Stack Overflow is a community of 4.7 million programmers, just like you, helping each other.

Join them; it only takes a minute:

Sign up
Join the Stack Overflow community to:
  1. Ask programming questions
  2. Answer and help your peers
  3. Get recognized for your expertise

I have a script that I'm trying to run from cron. When I run it from bash, it work just fine. However when I let cron do it's thing, I get a: line 122: syntax error: unexpected end of file

What I want is a way to run a command as if it was a cron job, but do it in my shell.

As a side note: does anyone know what would be differnt under cron? (the script already has a #!/bin/sh line)

To answer my own question: I added this to my crontab:

*  *   * * *    bcs     for ((i=$(date +\%M); i==$(date +\%M) ;)) ; do find ~/.crontemp/ -name '*.run' -exec "{}" ";" ; sleep 1; done`

and created this script:

tmp=$(mktemp ~/.crontemp/cron.XXXXX)
mknod $tmp.pipe p
mv $tmp $tmp.pre
echo $* '>' $tmp.pipe '1>&2' >> $tmp.pre
echo rm $ >> $tmp.pre
chmod 700 $tmp.pre
mv $tmp.pre $
cat $tmp.pipe
rm $tmp.pipe

With that, I can run an arbitrary command with a delay of not more than one second.

(And yes, I know there are all kinds of security issue involved in that)

the problem was a fi vs. if problem. Doh!

share|improve this question
Does it really have #1 at the start rather than just # – joefis Jun 8 '10 at 15:39
(or better still, #! :-) – psmears Jun 8 '10 at 15:41
@joefis: Oops. :( – BCS Jun 8 '10 at 15:47
@psmears - oops, yes @BCS - i just checked a 2 line script on RH 5.5 and no it doesn't care about that, so this is not the source of the error. See my answer below, like I say that's the most typical cron problem. – joefis Jun 8 '10 at 15:49
up vote 1 down vote accepted

There are a number of things it could be - output will be redirected elsewhere; environment variables will almost certainly be different, etc. On the information you've given, it could be related to a difference between bash and /bin/sh (which on some systems - including Debian/Ubuntu flavors of Linux - are different, and support slightly different syntax). Cron will usually run the command you give to it using /bin/sh.

Try running:

/bin/sh -c '<command>'

where <command> comes from your crontab. (Of course, if that command uses '' quotes you will need to modify it accordingly...)

share|improve this answer
Good points, but in my case with the #!, the script should always run under /bin/sh and that happens to be a symlink to /bin/bash anyway... (the error is inside a script file that cron runs so I'm reasonably confident that the error isn't the command line in crontab) – BCS Jun 8 '10 at 15:52
I was more thinking that the actual line itself in the crontab might have a syntax issue (you don't specify whether the crontab has just the name, or whether any parameters/pipes/redirects etc are in the crontab). But if /bin/sh is symlinked to /bin/bash that's much less likely. (Though it's still worth a try, as bash does behave differently if it's invoked as sh...). And if the crontab just has the path to the script, with no parameters, then it must be something else :-) – psmears Jun 8 '10 at 16:00
for some bazare reason... /bin/sh -c got the error from the command line... – BCS Jun 8 '10 at 17:01

When a script works interactively and fails in cron it's almost always a PATH problem.

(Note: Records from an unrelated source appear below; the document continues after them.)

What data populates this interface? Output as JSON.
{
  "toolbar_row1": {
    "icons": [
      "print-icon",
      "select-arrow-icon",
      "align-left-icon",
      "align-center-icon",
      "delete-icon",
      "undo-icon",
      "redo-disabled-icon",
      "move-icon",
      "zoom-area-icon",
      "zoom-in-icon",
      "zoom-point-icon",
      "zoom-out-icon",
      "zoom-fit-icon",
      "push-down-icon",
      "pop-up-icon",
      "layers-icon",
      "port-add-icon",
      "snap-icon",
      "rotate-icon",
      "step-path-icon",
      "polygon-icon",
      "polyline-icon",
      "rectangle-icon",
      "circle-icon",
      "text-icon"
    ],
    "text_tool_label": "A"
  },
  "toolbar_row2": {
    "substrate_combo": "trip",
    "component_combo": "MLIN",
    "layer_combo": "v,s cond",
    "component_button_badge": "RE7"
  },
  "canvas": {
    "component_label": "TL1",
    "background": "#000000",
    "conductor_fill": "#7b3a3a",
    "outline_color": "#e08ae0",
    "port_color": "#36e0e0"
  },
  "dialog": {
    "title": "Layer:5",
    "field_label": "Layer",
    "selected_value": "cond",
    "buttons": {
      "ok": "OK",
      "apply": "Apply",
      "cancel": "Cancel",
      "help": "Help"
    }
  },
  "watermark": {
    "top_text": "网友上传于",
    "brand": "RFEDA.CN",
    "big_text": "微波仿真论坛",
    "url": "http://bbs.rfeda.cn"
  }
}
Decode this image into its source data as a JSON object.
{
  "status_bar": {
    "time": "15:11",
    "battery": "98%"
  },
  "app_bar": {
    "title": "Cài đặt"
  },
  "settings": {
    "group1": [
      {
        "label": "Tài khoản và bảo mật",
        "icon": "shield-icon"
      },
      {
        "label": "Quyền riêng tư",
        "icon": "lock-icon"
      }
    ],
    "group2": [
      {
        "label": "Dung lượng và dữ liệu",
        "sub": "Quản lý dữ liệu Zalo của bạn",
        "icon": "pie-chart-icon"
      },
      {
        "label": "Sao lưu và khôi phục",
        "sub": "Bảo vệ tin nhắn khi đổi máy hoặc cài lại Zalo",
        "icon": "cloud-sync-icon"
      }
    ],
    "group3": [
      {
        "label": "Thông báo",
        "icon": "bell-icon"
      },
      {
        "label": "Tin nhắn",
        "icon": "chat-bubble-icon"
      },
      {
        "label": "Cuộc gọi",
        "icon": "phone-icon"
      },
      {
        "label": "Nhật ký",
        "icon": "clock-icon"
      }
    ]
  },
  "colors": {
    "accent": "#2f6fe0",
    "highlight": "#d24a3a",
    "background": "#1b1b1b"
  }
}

The default PATH in a cron job process is much much shorter than in an interactive session. The typical result is a "not found" error for some system utility you're trying to run that is not on the PATH in cron.

I would guess that some command you're trying to run is not on the path, therefore the file it was supposed to create is empty and the command that's trying to read that file is giving you this error message.

share|improve this answer
One way to investigate is to run a cron job containing just "echo $PATH" then create an interactive session with that PATH value, try to run your script there and see what happens. – joefis Jun 8 '10 at 16:23

You may have a "%" in your crontab. You must escape it (with "\") or it is changed in a newline character.

share|improve this answer
Good point. It's not the % but if cron is parsing the line after that point its probably an escaping problem. – Joshua Jun 8 '10 at 16:46

Your Answer


By posting your answer, you agree to the privacy policy and terms of service.

Not the answer you're looking for? Browse other questions tagged or ask your own question.